There was a narrow slice of a rain shield, illuminated every ten to fifteen seconds, just three to five degrees above the horizon. Still far enough away, I could not hear the thunder above my breathing and footfalls. It was still distant enough that I would not run headlong into the storm. I thought nothing of the beast, for storms in south-central Alabama almost always approach from the west or south. I ran the next ten to fifteen minutes through wooded countryside, the forests obscuring my view to the north. I could see the occasional non-point flash, and had begun to hear distant rumbles. I was still nonplussed. When I emerged into fields with a clear view to the north, I suddenly froze. The narrow visible rain shield and cloud base had climbed from horizon-anchored to some forty degrees or more above horizontal, stretching east-west as an advancing squall line. Frequent streaks of cloud-to-ground lightning quickened my heart. While I stood, the thunder reverberated deep in my chest and through my gut. This thing was galloping right at me, charging southbound through the darkness, and there I was four miles from home. I turned tail, knowing that I could not possibly outrun this early morning derecho.
I pushed hard. The breeze freshened and the thunder pounded. As the time between lightning and thunder closed to under five seconds (signifying it was one mile away), my fear merged with common sense. No country home in sight in which I could seek refuge on a porch, I slipped off the road shoulder to seek “shelter” in a roadside depression. Within seconds the wind howled, rain fell in torrents, and lightning popped much too close. I huddled—terrified, wet, and now cold. The fury soon passed to the south. Drenched and feeling out of harm’s way, I regained the road and slogged home just as dawn began to brighten the eastern sky. I survived a bit worn and shaky from the experience, yet feeling a deep gratitude for the pleasurable terror. Had I known what I might encounter, I would not have ventured forth that morning. Having escaped harm, however, I felt absolute gratification and full reward for the experience. Was I near the jaws of death? Probably not. I had crouched low on all fours, as all “if-you-get-caught-by-sucha-storm” experts counsel.

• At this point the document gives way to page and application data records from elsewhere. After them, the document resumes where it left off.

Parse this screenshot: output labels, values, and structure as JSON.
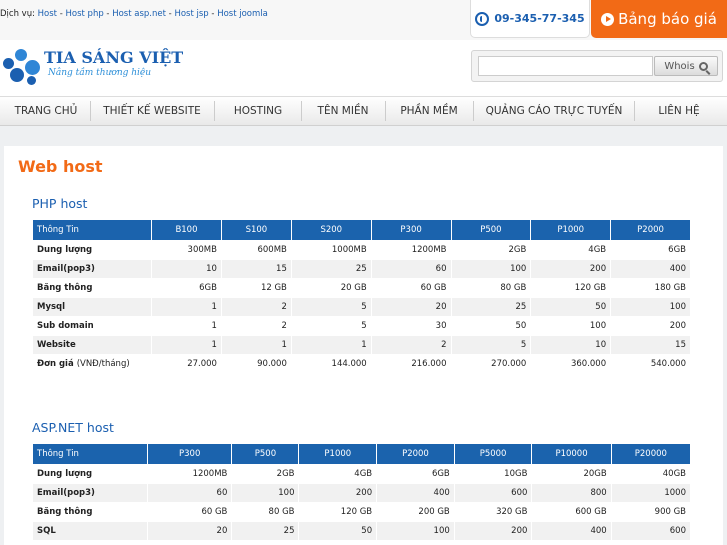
{
  "topbar": {
    "services_label": "Dịch vụ:",
    "services": [
      "Host",
      "Host php",
      "Host asp.net",
      "Host jsp",
      "Host joomla"
    ],
    "phone": "09-345-77-345",
    "price_button": "Bảng báo giá"
  },
  "header": {
    "logo_name": "TIA SÁNG VIỆT",
    "logo_slogan": "Nâng tầm thương hiệu",
    "search_placeholder": "",
    "whois_label": "Whois"
  },
  "nav": [
    "TRANG CHỦ",
    "THIẾT KẾ WEBSITE",
    "HOSTING",
    "TÊN MIỀN",
    "PHẦN MỀM",
    "QUẢNG CÁO TRỰC TUYẾN",
    "LIÊN HỆ"
  ],
  "page_title": "Web host",
  "sections": [
    {
      "title": "PHP host",
      "header": [
        "Thông Tin",
        "B100",
        "S100",
        "S200",
        "P300",
        "P500",
        "P1000",
        "P2000"
      ],
      "rows": [
        [
          "Dung lượng",
          "300MB",
          "600MB",
          "1000MB",
          "1200MB",
          "2GB",
          "4GB",
          "6GB"
        ],
        [
          "Email(pop3)",
          "10",
          "15",
          "25",
          "60",
          "100",
          "200",
          "400"
        ],
        [
          "Băng thông",
          "6GB",
          "12 GB",
          "20 GB",
          "60 GB",
          "80 GB",
          "120 GB",
          "180 GB"
        ],
        [
          "Mysql",
          "1",
          "2",
          "5",
          "20",
          "25",
          "50",
          "100"
        ],
        [
          "Sub domain",
          "1",
          "2",
          "5",
          "30",
          "50",
          "100",
          "200"
        ],
        [
          "Website",
          "1",
          "1",
          "1",
          "2",
          "5",
          "10",
          "15"
        ],
        [
          "Đơn giá",
          "27.000",
          "90.000",
          "144.000",
          "216.000",
          "270.000",
          "360.000",
          "540.000"
        ]
      ],
      "price_unit": "(VNĐ/tháng)"
    },
    {
      "title": "ASP.NET host",
      "header": [
        "Thông Tin",
        "P300",
        "P500",
        "P1000",
        "P2000",
        "P5000",
        "P10000",
        "P20000"
      ],
      "rows": [
        [
          "Dung lượng",
          "1200MB",
          "2GB",
          "4GB",
          "6GB",
          "10GB",
          "20GB",
          "40GB"
        ],
        [
          "Email(pop3)",
          "60",
          "100",
          "200",
          "400",
          "600",
          "800",
          "1000"
        ],
        [
          "Băng thông",
          "60 GB",
          "80 GB",
          "120 GB",
          "200 GB",
          "320 GB",
          "600 GB",
          "900 GB"
        ],
        [
          "SQL",
          "20",
          "25",
          "50",
          "100",
          "200",
          "400",
          "600"
        ]
      ]
    }
  ]
}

But I did absolutely feel full terror, thus sweetening the memory, and weaving it lucidly into the fabric of my life’s journey.
I looked at the distant storm initially through the lens of experience—I “knew” it was moving from west to east, posing no threat to my morning ritual. Once I realized I was wrong, the reality of flight and fright kicked into high gear. I looked at the lightning, awakened with sharpened understanding, seeing the impending danger with new eyes. What we see depends on where we are. Both regrettably and blessedly, I did not need my flattened palm covering the arc light to see this storm.